I promptly ran into numerous warnings about the products in this category. Apparently, while all of these products contain UV protectants of various efficacy, many also contain petroleum distillates which will damage your tires.

Damage as in dissolve the rubber.

Gah. Could it be true?

Off at the nearest Wally world, I started reading labels. Indeed, many of these products for tires boldly proclaimed the presence of petroleum distillates in their ingredient list.

What to do?

When in doubt, go to the people who will follow a product to the death. Who will form societies to discuss and compare the performance of UV protectants for tires. The fanatics. The antique car owners...

There I found several recommendations for a mysterious product called "303 Aerospace Protectant" designed to prevent UV damage on a variety of materials including tires. Not only had this product picked up recommendations from the websites of fanatical car/boat/RV owners but manufacturers were endorsing it. This seemed to offer better odds than picking up a random bottle off the shelf...

With confidence, I purchased a trial sized sample and applied some to the tires. I was quite proud of my strategy to extend the life of my tires and was sure they'd last at least a year or two longer. Well, I was sure until I picked up a nail in the sidewall of one of my new tires. Now, I wonder how long the warranty on my tires will last

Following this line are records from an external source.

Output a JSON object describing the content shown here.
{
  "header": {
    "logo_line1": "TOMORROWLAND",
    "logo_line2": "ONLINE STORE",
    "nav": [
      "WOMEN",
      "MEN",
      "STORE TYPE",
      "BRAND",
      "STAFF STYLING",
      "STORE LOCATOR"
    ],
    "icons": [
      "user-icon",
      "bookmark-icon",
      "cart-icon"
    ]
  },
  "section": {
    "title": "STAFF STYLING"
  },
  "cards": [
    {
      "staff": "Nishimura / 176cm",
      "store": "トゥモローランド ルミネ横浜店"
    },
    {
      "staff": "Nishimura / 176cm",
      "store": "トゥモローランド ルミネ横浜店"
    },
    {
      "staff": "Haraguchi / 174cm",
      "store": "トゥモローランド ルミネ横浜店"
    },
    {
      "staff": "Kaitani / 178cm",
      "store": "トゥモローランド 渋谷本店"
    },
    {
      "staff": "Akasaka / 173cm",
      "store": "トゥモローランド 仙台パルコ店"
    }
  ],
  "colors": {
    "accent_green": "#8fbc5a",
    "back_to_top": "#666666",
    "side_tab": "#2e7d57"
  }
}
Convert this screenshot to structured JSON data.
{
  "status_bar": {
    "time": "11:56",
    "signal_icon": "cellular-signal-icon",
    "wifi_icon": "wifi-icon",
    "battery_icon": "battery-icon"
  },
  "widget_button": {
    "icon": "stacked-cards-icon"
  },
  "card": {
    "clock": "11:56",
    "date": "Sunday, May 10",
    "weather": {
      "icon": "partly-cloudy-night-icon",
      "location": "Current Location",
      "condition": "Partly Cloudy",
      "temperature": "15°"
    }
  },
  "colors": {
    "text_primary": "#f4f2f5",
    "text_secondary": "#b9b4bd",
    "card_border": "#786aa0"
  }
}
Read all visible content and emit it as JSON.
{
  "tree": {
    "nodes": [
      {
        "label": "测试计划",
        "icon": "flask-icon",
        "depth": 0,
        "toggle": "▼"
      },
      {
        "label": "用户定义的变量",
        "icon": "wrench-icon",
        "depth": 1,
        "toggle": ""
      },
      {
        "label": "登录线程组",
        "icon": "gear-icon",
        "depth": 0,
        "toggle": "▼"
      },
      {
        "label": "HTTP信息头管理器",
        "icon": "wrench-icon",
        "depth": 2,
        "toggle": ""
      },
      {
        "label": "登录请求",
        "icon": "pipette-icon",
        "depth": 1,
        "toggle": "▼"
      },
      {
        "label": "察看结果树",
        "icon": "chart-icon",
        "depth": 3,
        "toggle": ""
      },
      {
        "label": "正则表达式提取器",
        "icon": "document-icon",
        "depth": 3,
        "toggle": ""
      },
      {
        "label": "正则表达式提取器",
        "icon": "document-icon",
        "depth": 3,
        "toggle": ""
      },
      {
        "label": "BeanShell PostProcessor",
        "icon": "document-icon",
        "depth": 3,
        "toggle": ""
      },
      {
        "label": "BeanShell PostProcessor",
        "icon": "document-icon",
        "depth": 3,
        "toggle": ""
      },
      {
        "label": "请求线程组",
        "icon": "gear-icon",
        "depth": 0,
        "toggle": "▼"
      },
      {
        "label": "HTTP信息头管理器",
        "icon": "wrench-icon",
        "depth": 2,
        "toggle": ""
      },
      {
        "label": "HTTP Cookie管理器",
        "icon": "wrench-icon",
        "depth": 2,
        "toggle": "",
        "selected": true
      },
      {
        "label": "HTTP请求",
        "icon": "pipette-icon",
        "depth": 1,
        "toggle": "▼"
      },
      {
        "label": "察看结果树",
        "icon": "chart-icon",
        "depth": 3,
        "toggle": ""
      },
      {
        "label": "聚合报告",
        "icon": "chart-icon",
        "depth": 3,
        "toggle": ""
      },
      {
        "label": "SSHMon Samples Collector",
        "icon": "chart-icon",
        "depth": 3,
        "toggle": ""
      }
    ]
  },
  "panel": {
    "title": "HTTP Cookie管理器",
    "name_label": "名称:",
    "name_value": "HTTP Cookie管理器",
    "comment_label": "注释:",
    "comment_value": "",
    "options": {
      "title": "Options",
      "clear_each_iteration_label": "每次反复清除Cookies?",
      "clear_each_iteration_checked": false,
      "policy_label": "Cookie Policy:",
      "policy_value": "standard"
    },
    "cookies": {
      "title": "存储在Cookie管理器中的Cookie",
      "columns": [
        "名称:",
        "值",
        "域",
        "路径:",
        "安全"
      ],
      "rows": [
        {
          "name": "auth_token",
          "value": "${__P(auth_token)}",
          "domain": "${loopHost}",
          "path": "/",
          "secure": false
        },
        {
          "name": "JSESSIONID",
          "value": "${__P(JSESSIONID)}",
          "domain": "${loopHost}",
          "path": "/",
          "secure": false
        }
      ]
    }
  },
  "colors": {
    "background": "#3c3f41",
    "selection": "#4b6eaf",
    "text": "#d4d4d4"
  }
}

Stick around, I still have 3 original tires. In only 4.75 years, we'll see if this product lives up to its reputation.

In the meanwhile, the stuff can be used to protect all your plastic, vinyl, rubber, fiberglass and a host of other materials. It goes on somewhat glossy and stays that way for quite a while. My dashboards have looked shiny and new for close to six months after the last application before I had to dust and refresh the application.

Not that it's about the gloss... i mean eventually the UV radiation will damage the plastic in the dashboard too...i apply it to surfaces where gloss is not an issue....really....honest...